▸ Try it
Scan the entries that follow and copy out every line containing "this".

────

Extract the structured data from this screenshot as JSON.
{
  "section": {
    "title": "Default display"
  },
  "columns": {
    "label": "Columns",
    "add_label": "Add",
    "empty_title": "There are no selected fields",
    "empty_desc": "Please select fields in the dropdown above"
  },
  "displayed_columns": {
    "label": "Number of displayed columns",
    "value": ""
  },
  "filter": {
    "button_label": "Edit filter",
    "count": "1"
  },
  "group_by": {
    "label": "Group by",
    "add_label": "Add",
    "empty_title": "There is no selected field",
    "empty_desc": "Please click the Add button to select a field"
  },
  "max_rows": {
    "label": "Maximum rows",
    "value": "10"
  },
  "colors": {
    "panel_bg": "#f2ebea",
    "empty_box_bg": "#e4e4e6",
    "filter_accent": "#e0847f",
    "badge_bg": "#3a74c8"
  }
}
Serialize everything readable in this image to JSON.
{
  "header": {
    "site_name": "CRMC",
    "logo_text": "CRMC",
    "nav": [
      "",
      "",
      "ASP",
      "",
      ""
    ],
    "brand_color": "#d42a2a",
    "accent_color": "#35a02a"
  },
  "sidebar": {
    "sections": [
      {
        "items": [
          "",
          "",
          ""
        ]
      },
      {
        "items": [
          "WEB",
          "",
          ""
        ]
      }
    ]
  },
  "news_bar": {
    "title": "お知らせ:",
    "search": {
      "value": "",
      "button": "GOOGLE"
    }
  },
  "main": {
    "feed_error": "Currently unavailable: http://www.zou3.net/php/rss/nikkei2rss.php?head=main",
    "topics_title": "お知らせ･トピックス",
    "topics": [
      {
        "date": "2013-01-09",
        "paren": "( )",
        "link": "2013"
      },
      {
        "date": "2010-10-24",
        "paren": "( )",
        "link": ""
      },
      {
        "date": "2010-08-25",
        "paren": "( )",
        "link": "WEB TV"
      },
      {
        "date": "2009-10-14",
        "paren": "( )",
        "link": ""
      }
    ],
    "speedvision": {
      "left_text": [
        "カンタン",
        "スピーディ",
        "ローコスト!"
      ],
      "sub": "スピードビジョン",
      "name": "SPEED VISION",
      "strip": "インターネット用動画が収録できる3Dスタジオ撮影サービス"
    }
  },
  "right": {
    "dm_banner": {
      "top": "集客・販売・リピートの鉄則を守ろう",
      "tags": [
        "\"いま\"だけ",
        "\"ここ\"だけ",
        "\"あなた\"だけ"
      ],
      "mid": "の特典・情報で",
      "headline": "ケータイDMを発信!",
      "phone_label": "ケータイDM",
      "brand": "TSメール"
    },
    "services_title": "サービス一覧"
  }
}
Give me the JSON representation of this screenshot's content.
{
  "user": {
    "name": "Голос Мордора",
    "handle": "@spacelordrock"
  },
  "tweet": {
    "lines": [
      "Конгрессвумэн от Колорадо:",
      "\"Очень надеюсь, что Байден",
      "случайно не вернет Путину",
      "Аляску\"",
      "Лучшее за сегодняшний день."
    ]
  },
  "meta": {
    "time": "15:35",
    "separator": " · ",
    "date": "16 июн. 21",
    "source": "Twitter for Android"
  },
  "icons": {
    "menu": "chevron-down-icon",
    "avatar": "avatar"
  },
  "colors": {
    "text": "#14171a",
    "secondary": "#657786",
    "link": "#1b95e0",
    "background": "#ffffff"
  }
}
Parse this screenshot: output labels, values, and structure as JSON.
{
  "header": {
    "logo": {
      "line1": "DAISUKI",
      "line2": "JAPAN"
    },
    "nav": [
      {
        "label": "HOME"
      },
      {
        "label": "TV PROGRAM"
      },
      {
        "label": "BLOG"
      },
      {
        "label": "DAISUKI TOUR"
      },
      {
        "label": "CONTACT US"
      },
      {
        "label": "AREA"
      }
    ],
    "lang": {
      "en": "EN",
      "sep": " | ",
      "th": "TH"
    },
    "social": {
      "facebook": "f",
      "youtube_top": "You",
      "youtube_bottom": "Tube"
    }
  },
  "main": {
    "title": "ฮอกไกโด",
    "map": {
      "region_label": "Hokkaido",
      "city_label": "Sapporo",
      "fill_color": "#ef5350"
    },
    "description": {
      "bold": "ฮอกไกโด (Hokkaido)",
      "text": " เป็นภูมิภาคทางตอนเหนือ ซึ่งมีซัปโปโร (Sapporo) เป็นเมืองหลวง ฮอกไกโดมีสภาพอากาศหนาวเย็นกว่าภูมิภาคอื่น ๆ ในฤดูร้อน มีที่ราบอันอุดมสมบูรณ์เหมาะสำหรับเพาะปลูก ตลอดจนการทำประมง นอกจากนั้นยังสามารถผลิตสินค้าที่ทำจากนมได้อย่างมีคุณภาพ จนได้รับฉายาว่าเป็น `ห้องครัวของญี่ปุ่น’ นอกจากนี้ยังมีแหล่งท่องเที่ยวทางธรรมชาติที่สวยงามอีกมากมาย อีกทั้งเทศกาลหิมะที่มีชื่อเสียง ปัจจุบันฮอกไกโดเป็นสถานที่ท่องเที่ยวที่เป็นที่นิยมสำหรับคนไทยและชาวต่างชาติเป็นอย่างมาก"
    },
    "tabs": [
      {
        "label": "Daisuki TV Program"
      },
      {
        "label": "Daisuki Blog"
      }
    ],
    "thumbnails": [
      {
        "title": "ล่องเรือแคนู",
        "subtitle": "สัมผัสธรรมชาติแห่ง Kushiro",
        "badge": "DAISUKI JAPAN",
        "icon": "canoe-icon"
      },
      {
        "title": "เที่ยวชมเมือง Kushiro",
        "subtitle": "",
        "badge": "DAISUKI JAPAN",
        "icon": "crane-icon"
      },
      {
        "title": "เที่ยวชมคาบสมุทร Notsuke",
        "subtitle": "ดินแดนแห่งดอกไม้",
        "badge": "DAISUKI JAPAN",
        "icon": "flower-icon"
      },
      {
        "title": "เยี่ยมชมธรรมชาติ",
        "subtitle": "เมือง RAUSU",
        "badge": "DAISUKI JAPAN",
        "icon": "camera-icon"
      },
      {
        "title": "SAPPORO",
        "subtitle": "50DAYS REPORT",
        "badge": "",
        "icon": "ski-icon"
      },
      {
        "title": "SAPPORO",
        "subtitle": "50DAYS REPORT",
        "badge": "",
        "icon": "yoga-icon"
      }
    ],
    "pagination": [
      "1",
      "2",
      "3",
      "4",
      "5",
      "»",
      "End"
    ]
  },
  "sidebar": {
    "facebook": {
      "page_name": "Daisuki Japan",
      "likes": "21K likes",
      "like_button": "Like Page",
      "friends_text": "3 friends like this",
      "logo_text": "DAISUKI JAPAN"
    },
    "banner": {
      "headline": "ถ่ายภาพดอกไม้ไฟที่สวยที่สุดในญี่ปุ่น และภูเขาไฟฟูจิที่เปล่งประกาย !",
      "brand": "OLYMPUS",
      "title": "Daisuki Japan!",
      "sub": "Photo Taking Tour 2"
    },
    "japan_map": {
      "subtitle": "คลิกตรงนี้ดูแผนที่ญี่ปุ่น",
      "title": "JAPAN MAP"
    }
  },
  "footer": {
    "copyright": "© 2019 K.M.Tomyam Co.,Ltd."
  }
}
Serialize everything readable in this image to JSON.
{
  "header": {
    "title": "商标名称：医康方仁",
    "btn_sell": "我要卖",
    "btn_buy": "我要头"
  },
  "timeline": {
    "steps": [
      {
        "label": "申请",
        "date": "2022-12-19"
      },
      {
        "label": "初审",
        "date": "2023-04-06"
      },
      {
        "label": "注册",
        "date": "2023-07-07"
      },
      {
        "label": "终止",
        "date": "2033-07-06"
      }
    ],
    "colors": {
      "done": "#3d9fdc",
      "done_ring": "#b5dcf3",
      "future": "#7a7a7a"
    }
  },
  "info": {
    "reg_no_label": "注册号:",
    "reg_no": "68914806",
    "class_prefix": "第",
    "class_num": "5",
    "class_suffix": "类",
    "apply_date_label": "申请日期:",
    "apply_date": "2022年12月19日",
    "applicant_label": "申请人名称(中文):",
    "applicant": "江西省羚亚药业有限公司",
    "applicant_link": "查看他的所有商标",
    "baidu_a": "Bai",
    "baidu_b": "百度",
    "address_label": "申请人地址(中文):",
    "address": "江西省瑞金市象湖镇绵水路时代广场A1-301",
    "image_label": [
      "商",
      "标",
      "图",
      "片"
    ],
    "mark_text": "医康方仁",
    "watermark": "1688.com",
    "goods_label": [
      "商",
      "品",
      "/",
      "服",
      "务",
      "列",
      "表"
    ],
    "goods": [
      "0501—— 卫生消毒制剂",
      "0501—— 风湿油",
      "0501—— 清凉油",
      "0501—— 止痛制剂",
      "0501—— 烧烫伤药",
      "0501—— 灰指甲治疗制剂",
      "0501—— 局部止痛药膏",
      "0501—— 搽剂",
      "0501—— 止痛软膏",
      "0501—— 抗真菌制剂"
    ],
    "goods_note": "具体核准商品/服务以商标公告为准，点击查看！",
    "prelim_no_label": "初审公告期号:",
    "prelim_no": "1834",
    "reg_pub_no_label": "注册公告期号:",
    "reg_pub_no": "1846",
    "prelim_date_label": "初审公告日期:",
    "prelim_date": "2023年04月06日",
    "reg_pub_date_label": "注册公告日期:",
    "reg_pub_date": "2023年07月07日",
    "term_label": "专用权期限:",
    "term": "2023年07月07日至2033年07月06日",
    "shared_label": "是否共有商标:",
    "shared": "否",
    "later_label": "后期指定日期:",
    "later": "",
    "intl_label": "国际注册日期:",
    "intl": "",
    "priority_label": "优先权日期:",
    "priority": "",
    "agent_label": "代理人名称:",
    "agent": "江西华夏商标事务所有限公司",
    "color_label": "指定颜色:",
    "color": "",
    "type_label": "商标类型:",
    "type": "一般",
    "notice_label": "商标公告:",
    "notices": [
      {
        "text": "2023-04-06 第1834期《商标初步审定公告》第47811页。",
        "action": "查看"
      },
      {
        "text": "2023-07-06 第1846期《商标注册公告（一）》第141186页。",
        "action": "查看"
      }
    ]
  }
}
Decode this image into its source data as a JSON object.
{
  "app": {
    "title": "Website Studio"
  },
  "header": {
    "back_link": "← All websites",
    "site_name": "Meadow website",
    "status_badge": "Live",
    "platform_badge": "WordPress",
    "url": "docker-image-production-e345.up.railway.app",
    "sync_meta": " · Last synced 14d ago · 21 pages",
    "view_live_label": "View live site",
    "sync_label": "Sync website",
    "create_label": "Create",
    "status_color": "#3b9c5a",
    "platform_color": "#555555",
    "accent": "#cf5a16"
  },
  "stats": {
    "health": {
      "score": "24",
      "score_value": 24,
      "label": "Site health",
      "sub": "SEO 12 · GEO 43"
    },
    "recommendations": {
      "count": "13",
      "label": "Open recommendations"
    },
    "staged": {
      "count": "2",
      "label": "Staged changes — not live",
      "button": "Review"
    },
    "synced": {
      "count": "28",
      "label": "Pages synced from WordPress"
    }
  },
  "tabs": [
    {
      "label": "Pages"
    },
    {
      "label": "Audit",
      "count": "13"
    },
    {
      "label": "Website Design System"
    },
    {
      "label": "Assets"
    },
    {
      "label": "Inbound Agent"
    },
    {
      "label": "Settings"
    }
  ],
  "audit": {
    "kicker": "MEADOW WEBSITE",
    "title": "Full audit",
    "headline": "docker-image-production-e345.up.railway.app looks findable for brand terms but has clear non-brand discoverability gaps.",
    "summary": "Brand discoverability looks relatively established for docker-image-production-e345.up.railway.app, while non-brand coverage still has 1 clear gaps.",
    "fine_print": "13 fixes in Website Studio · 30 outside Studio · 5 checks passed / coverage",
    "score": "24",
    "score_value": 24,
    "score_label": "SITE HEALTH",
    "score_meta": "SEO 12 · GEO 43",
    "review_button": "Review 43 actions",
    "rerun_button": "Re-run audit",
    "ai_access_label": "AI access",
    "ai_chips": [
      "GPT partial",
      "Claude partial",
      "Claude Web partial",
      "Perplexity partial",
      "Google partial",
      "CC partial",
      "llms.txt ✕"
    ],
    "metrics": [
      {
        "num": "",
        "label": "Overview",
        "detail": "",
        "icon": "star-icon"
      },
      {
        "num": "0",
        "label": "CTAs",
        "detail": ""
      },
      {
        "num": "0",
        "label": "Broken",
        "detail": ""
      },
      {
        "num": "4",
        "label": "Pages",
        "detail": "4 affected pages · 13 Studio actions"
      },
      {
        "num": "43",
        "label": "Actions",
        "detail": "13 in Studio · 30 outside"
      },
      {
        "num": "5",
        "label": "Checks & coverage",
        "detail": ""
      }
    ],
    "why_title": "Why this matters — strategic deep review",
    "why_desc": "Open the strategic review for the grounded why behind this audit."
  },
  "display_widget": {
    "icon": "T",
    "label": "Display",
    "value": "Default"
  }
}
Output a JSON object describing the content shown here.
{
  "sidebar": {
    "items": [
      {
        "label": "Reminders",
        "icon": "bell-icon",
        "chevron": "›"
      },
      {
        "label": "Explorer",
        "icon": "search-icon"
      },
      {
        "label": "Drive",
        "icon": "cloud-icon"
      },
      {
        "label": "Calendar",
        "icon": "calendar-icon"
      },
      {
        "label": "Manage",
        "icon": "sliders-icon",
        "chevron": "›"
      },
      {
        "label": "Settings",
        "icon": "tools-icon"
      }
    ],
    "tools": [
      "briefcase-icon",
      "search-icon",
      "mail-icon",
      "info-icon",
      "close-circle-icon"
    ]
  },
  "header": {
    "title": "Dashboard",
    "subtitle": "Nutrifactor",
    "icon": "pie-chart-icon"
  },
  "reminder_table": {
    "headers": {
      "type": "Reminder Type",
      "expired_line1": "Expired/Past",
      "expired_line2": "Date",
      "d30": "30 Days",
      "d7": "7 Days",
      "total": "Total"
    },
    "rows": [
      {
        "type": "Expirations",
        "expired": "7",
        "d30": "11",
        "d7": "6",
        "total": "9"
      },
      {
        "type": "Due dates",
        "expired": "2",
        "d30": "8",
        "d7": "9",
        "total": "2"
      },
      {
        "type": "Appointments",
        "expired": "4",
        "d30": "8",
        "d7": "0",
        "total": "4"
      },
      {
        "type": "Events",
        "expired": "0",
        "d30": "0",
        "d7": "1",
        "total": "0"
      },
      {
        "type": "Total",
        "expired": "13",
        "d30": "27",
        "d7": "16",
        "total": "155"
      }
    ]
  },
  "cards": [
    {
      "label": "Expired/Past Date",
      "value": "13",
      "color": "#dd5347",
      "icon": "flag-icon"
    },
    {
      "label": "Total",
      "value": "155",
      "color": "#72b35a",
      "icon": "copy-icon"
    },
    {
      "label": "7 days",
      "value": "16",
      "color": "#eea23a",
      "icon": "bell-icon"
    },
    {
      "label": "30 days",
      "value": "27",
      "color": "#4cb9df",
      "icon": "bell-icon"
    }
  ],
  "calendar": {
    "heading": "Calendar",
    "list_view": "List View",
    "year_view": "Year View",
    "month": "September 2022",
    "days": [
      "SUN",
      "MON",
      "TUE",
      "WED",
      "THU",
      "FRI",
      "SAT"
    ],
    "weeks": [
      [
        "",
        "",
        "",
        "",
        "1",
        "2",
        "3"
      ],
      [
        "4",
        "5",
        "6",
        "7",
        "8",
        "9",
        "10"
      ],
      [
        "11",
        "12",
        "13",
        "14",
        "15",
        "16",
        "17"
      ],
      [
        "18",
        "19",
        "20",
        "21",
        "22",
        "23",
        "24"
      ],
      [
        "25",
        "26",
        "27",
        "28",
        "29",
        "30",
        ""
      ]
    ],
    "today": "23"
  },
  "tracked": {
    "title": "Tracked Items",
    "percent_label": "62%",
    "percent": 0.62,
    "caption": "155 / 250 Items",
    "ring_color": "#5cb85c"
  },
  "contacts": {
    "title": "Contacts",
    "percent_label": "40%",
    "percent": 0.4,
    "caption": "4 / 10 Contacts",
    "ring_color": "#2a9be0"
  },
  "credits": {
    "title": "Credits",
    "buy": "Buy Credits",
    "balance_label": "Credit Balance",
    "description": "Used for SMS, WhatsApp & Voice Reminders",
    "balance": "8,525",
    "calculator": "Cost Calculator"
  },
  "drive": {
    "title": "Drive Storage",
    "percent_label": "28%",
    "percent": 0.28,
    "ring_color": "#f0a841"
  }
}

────

▸ Exercise output
Extract the structured data from this screenshot as JSON.
Serialize everything readable in this image to JSON.
Give me the JSON representation of this screenshot's content.
Parse this screenshot: output labels, values, and structure as JSON.
      "friends_text": "3 friends like this",
Serialize everything readable in this image to JSON.
Decode this image into its source data as a JSON object.
    "why_title": "Why this matters — strategic deep review",
    "why_desc": "Open the strategic review for the grounded why behind this audit."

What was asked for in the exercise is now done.